"The Big Short"
Jaap Buitendijk—Paramount Pictures

Thursday was a good day for people still looking for some closure after the financial crisis, as a few more pages of epilogue were written in our nation's most recent economic tragedy.

Goldman Sachs, one of the banks responsible for the meltdown, agreed to a $5 billion settlement for its role in kicking off the biggest financial disaster since the Great Depression. And coincidentally on that same day, "The Big Short," which told the story of unscrupulous banking in comedic detail, was nominated for five Academy Awards.

The settlement and the film's recognition come at a key time. Thanks to the film's against-all-odds feat of successfully explaining financial inner-workings so dry that no one noticed them for years, many people finally have a handle on exactly what caused the financial crisis. For better or for worse, sometimes it takes a Hollywood movie to successfully tell a story.

And with the Oscar nomination, "The Big Short" is suddenly legitimized and promoted to a larger audience, likely compounding and amplifying the public's understanding (and anger) about the recent past.

With more people suddenly clued in, it's possible that for the first time since the crisis, the public is in a position to actually appreciate and understand the settlement news -- at least more so compared to when Bank of America paid $16 billion or when JP Morgan Chase paid $13 billion for their roles in the catastrophe. It helps that the Goldman employees in the movie were a fabulous caricature of greed, almost drooling over the Christian Bale character's proposal for what appeared to be free money.

The $5 billion Goldman news appears to be one of the last pages of the American horror story. Though smaller than the other settlements--Goldman's participation was less than some other big banks--it provides an opportunity for the public to review the others and their billions of dollars, some of which will go to writing off mortgages that have fallen behind.
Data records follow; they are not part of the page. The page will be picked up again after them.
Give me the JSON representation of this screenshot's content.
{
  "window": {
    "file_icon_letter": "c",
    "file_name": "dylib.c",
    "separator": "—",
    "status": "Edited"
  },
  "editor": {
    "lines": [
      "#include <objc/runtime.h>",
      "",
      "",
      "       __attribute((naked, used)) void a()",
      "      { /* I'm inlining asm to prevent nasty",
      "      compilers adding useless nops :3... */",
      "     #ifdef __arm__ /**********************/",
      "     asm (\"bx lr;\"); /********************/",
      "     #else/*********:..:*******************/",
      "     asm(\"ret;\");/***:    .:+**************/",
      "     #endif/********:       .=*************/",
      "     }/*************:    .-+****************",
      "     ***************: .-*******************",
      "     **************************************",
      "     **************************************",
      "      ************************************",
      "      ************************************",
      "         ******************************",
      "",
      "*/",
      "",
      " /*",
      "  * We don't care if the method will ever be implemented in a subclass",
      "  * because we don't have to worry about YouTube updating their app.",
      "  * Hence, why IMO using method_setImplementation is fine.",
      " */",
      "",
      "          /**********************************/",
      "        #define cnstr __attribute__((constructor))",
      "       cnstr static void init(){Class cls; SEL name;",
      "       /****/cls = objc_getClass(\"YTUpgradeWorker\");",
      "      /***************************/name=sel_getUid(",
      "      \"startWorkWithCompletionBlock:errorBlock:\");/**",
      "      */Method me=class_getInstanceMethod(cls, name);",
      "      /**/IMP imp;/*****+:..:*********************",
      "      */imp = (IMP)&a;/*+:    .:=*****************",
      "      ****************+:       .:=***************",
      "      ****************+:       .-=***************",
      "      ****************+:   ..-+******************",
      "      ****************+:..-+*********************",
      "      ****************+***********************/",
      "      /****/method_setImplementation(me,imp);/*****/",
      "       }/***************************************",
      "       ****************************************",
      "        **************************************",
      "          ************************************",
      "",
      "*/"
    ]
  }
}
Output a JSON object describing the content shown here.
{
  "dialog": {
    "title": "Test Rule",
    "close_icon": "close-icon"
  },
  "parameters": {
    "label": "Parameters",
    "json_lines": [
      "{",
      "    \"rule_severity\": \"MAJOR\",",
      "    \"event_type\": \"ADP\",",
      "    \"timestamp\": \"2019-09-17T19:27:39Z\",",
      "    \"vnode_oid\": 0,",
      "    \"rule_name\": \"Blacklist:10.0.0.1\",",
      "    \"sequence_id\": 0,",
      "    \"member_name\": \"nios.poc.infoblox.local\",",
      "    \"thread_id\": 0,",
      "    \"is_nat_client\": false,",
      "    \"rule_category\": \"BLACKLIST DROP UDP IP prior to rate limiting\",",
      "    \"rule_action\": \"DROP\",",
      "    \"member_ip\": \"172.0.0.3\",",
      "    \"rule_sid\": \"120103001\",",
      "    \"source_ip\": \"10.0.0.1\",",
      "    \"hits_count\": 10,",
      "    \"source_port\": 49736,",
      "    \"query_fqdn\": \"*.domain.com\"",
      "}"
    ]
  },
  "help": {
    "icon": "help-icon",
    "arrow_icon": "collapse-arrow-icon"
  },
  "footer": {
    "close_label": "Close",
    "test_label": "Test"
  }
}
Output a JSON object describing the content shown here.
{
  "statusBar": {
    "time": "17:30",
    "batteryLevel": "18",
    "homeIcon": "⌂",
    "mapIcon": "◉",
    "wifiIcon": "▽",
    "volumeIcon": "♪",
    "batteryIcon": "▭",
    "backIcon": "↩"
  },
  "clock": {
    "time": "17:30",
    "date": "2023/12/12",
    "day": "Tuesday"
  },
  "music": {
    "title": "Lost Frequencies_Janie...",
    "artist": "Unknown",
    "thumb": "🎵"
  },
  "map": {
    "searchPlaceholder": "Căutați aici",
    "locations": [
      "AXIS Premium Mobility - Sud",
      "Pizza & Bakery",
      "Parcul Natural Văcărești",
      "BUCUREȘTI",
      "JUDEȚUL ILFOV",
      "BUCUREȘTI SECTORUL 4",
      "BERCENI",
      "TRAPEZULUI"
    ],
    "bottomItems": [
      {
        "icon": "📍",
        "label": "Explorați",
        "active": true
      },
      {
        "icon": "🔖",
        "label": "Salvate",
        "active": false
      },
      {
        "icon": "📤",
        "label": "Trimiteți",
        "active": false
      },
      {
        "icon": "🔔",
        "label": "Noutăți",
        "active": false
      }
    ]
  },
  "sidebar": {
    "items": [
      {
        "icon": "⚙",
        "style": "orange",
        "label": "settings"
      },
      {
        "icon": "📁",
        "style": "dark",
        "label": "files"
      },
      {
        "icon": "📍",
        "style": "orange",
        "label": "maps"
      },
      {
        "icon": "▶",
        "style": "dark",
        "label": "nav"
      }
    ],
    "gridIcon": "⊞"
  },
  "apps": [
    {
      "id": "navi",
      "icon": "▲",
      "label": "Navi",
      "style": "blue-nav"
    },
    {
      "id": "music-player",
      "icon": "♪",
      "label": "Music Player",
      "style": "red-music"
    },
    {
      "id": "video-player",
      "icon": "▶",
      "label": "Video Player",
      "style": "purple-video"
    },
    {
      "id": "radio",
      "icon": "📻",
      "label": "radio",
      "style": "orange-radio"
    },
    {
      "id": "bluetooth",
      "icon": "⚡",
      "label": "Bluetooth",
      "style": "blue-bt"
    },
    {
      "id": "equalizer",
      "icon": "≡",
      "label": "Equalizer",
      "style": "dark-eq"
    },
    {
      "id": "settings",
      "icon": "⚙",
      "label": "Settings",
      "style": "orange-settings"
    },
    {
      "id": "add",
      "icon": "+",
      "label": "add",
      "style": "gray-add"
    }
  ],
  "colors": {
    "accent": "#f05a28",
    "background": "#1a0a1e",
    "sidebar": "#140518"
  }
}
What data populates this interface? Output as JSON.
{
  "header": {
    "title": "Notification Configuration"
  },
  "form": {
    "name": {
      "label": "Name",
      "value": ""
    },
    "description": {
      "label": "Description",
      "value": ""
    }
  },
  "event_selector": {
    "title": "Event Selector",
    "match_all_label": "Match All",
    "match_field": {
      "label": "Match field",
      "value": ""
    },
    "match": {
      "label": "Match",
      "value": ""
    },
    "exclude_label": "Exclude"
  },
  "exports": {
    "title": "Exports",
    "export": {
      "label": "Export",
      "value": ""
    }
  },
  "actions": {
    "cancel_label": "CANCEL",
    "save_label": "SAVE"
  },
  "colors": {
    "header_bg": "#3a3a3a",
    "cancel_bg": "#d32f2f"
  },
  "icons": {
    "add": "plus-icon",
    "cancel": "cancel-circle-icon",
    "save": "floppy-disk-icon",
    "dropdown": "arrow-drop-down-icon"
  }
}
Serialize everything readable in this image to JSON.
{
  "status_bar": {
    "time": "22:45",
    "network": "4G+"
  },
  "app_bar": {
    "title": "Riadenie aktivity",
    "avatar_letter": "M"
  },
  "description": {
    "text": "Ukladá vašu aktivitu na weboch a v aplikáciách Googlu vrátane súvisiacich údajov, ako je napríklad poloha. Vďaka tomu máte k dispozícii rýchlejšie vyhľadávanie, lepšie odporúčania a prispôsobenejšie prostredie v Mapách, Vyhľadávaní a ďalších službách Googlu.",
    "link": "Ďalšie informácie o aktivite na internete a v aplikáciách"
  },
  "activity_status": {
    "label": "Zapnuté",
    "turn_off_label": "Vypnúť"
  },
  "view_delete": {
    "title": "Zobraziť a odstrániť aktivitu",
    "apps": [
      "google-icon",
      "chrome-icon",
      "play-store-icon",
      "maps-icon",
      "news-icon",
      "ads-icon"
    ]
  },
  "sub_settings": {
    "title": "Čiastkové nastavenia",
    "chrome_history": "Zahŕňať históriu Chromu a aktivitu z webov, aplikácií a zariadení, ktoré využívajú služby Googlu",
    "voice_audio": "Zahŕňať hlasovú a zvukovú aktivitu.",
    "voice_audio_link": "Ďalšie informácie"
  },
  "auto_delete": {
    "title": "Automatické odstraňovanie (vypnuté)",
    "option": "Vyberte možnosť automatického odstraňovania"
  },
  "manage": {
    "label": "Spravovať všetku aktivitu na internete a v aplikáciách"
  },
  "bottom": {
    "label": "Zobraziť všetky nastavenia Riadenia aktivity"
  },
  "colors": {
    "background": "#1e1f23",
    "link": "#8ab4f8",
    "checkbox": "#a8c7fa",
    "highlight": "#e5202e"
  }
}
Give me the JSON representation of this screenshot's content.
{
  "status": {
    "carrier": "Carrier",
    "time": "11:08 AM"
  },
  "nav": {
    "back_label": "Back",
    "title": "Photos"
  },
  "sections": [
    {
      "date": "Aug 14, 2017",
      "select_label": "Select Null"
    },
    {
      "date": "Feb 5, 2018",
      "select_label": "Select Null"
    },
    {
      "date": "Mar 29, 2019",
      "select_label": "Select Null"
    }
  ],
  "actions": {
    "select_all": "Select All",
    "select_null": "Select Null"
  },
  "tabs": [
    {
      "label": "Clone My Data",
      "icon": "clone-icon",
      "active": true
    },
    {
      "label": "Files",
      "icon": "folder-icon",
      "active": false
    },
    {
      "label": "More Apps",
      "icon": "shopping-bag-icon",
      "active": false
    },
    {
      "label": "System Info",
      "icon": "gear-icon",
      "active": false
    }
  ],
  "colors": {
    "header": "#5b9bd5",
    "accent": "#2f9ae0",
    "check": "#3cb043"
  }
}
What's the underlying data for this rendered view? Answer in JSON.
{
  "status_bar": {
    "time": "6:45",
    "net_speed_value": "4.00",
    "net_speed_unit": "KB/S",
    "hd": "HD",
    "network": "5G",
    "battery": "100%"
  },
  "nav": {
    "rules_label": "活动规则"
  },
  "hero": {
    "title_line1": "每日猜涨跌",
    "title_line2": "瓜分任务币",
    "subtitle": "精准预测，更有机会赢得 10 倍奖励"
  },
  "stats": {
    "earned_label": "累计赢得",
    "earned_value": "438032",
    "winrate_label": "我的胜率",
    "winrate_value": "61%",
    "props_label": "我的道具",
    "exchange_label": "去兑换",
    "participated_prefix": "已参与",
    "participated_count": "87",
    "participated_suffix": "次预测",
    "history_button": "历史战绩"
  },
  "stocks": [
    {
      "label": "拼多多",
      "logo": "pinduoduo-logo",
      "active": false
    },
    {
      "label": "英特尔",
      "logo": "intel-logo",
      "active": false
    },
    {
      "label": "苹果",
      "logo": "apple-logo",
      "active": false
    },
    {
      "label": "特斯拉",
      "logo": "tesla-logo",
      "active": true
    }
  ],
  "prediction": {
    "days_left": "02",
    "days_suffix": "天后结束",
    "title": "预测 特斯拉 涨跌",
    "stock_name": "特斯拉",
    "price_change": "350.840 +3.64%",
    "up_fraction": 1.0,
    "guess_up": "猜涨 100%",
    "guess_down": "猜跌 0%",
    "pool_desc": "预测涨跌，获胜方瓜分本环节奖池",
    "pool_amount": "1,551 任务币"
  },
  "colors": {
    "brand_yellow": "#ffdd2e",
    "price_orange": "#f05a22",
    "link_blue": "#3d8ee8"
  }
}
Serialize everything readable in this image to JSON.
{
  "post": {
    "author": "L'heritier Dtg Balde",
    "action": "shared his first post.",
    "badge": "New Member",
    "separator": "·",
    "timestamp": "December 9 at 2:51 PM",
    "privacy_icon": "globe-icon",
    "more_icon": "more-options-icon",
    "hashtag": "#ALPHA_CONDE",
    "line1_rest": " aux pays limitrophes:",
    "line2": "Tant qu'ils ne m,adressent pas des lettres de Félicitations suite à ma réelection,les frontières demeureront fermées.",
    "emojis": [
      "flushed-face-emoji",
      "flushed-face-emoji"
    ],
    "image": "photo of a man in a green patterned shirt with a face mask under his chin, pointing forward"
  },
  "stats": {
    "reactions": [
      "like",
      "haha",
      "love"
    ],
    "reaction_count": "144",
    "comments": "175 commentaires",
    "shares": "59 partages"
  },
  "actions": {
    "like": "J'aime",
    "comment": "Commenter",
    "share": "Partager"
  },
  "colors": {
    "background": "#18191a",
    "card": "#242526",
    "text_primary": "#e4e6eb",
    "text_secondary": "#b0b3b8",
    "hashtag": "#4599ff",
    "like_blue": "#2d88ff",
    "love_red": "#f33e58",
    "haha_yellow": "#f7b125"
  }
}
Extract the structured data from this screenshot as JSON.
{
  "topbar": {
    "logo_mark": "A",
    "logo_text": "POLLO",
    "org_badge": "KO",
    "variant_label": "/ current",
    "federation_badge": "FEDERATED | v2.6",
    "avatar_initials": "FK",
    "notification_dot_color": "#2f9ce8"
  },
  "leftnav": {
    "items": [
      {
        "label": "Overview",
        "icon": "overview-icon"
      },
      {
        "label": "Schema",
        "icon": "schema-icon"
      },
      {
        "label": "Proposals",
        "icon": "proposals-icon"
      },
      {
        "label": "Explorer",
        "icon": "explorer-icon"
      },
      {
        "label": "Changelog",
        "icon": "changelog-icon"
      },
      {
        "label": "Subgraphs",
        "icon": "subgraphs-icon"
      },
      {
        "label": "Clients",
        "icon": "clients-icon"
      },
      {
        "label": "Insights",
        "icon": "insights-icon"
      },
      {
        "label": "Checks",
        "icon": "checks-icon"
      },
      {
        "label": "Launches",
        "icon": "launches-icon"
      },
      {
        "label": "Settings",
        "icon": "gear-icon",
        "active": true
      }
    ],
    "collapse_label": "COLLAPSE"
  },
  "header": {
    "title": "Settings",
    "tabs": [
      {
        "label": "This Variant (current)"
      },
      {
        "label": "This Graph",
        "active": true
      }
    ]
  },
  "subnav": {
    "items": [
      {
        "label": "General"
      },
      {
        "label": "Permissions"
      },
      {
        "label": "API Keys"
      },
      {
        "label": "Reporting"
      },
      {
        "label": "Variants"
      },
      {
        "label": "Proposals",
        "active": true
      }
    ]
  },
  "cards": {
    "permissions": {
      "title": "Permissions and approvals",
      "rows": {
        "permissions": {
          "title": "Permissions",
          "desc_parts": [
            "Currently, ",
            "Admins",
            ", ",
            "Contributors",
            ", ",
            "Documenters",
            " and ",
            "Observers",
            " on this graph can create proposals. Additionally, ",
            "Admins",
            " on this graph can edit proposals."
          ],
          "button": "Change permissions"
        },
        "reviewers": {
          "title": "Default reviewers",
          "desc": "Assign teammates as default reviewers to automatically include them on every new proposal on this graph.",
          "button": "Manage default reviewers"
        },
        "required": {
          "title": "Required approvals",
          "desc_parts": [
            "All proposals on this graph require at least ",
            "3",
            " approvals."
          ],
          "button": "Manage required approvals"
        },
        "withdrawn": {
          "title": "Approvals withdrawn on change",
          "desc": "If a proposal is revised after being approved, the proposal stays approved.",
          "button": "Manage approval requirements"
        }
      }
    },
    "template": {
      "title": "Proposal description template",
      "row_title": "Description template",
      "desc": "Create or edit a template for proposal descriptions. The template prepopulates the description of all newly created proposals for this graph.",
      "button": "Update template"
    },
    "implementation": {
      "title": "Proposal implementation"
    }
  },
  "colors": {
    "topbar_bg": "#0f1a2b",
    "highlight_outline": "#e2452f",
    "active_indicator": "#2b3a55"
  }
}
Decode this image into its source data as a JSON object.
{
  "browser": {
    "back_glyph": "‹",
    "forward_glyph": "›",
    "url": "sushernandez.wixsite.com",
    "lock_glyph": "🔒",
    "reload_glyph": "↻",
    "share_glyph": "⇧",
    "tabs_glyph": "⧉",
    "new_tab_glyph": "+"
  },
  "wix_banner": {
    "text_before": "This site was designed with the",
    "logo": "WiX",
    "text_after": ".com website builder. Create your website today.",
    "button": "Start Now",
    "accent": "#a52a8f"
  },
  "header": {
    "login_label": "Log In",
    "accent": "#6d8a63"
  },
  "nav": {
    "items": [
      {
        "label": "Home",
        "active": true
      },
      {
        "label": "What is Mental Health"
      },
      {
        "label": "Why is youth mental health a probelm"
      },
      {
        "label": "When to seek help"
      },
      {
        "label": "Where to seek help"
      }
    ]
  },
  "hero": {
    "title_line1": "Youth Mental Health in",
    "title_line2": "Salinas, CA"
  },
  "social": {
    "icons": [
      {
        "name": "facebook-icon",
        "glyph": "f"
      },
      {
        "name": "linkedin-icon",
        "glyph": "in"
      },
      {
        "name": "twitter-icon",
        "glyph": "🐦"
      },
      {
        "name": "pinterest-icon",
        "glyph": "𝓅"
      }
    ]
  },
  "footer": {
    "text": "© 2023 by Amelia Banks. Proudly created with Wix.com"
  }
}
Maybe with these new eyes, thanks to Adam McKay's movie, there will be some satisfaction there.